The traditional source of political power in Rome, the Senate and it's Magistrates had been reduced to a nearly powerless shadow by casualties of war, proscriptions, the economic impoverishment of many members and the corrupt behavior of others. For decades, real power had been in the hands of generals who had been dictators in fact, if not in name. Marius, Sulla, Caesar and the triumvirs had all used the Senate as an instrument of their will and as a rubber stamp for their own political decisions, whilst holding onto real power in the form of their armies.

Rome and Italy had been reduced by the economic chaos of the war and the exactions and confiscations needed to support the armies.

The Empire itself, whilst it had grown was only weakly held in many areas. Gauls in North Italy were trying to break free of Rome, parts of Spain were virtually unconquered and Parthia threatened in the East.
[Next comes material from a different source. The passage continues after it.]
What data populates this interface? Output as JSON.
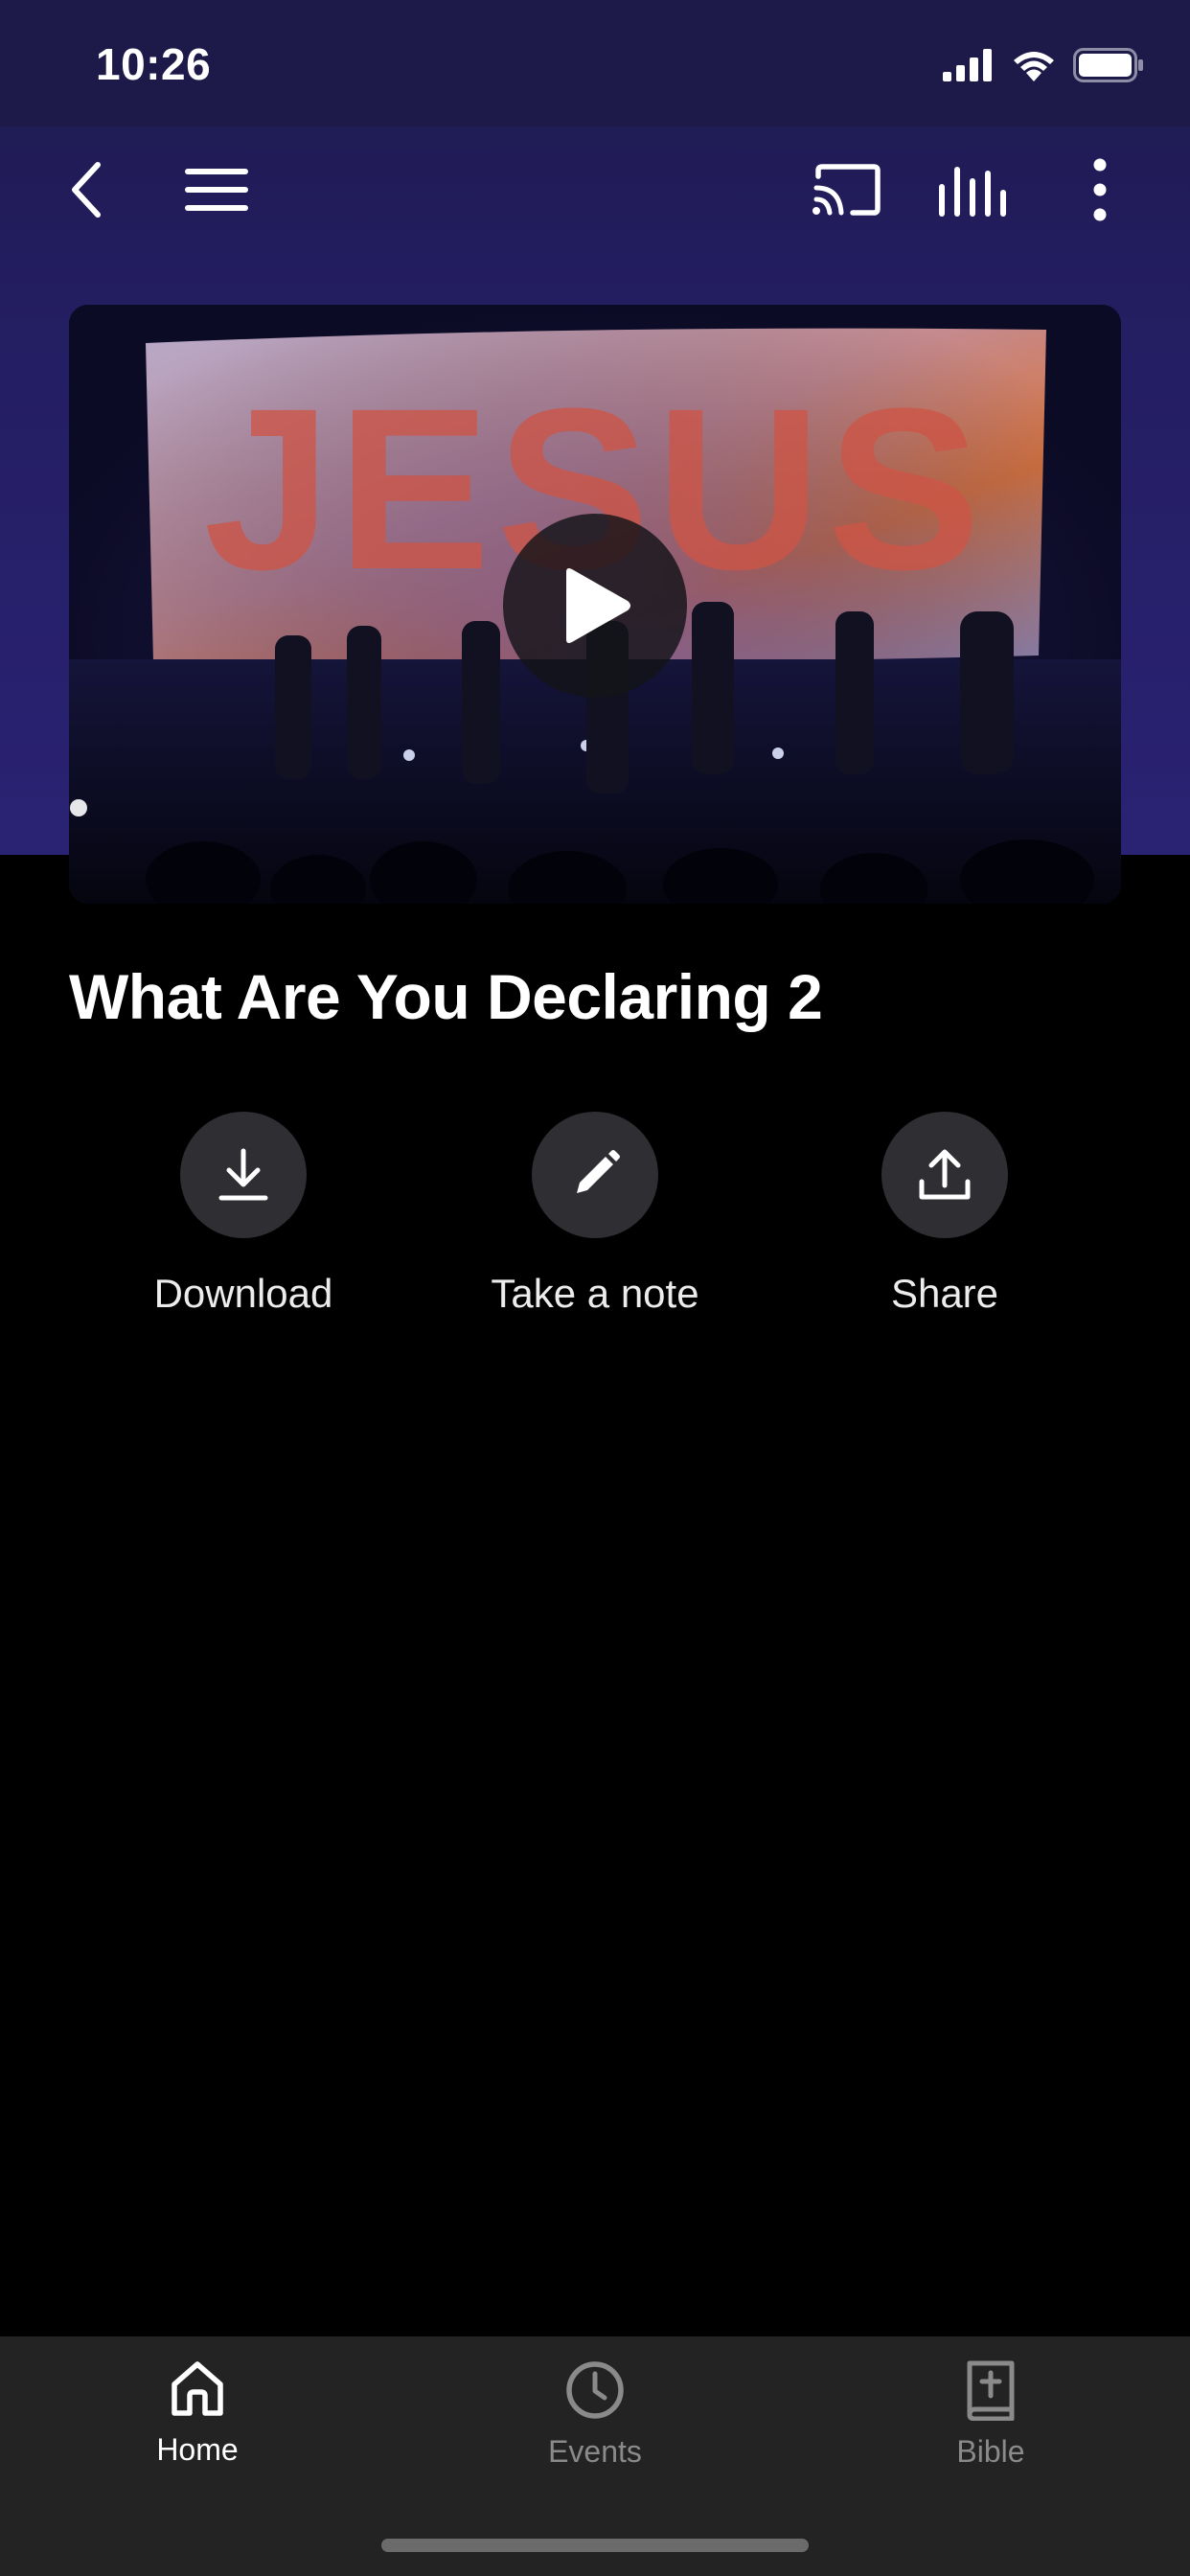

Rome held an Empire in name, but could derive little benefit from it, economically or otherwise.

As a people, the Romans would have been war-weary, national self-confidence would be at a low ebb and faith in religious certainties lost. (Evident in the people turning to foreign Gods such as Isis).

Whilst a triumvir, Octavian had annihilated the staunchest Republicans and came back to Rome as a man, wise enough to avoid the...